by tepples (#48920617) Attached to: YouTube Ditches Flash For HTML5 Video By Default

when the user clicks the url, the browser opens the appropriate application for the urltype.

Which means "the appropriate application for the urltype" needs to exist for the user's platform. Not everyone wants to have to make 14 different apps for 14 different platforms, not to mention that several platforms require a long and involved developer pre-approval process. For example, the Flash Lite player in Internet Channel was the only publicly available game development environment for Wii before that console was cracked.

Comment: Authoring SVG and canvas animations (Score 1) 158

by tepples (#48920193) Attached to: YouTube Ditches Flash For HTML5 Video By Default

Animated SVG for the simpler stuff, HTML5 canvas with JavaScript for more complicated animations.

So what tools would you recommend for building these without, say, having to type all the (x, y) coordinates into a script file? I haven't seen any animation stuff in Inkscape, unless there was some recent huge update of which I'm not aware.

Comment: Flash runs on PCs that can't run WebGL (Score 2) 158

by tepples (#48920171) Attached to: YouTube Ditches Flash For HTML5 Video By Default

I go to using Firefox 35.0.1 on a laptop with an Intel IGP and all I get is "Hmm. While your browser seems to support WebGL, it is disabled or unavailable. If possible, please ensure that you are running the latest drivers for your video card." Badgers, on the other hand, still plays perfectly.
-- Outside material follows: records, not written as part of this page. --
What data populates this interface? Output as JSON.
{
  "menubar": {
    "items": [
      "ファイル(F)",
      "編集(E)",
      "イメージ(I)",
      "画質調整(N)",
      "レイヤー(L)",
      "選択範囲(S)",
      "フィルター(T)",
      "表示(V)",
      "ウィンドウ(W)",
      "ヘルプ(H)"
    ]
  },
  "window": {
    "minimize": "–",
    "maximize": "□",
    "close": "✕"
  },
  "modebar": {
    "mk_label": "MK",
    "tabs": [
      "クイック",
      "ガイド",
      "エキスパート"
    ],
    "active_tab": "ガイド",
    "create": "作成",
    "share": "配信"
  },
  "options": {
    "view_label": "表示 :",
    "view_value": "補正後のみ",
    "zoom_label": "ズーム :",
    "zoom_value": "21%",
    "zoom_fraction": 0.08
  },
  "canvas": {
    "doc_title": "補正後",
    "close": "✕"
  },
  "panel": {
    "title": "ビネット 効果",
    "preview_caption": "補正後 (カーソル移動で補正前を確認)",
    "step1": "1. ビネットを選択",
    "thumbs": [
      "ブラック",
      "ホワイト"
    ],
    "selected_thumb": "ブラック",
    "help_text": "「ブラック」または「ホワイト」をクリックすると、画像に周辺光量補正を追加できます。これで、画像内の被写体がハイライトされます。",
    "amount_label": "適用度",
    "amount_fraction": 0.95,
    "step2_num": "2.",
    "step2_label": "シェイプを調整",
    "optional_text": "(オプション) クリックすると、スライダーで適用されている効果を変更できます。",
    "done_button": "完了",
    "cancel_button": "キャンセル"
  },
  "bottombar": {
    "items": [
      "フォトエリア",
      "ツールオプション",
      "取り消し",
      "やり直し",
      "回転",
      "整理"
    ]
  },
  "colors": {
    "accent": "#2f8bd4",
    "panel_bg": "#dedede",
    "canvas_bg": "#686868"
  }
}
Comment: Which better platform for vector animation? (Score 1) 158

by tepples (#48920155) Attached to: YouTube Ditches Flash For HTML5 Video By Default

Still, there's no reason you can't do stuff like that on better, more secure platforms.

In theory, I agree. But in practice, which "better, more secure platforms" for authoring and presenting vector animation on the web would you recommend? And how should we convince contributors to the aforementioned sites to remake their works using the new tech?

Comment: Also too lazy to add a print option (Score 1) 114

by tepples (#48910397) Attached to: Twitter Moves To Curb Instagram Links

The vast majority of users of any given site have connectivity while they're using the site.

Because most users think they need to be online just to read web documents, certain cellular companies in the US are raking in beaucoup bucks. Time is money, but I'd rather spend four hours of my time once and then not have to spend it again the rest of the year rather than waste $400 a year on a data plan.

I guess I'm asking if you've ever tried the print view

I never tried looking for it. I just tried five minutes ago, but it turns out that a randomly chosen article from doesn't appear to contain the word "print" at all. I guess what my homemade reader does is prepare (and cache) a printable version of new articles. I'm also aware of other sites such as Ars Technica that charge per year for access to printable versions.

And if they're doing lazy loading and don't have a print view, well, then they're just asshole developers; in which case, you should probably let them know that

I expressed my dissatisfaction with the site's lazy loading practice on the site's forum. But despite my best attempt at being thorough and polite, I got modded down.

We warn the reader in advance that the proof presented here depends on a clever but highly unmotivated trick. -- Howard Anton, "Elementary Linear Algebra"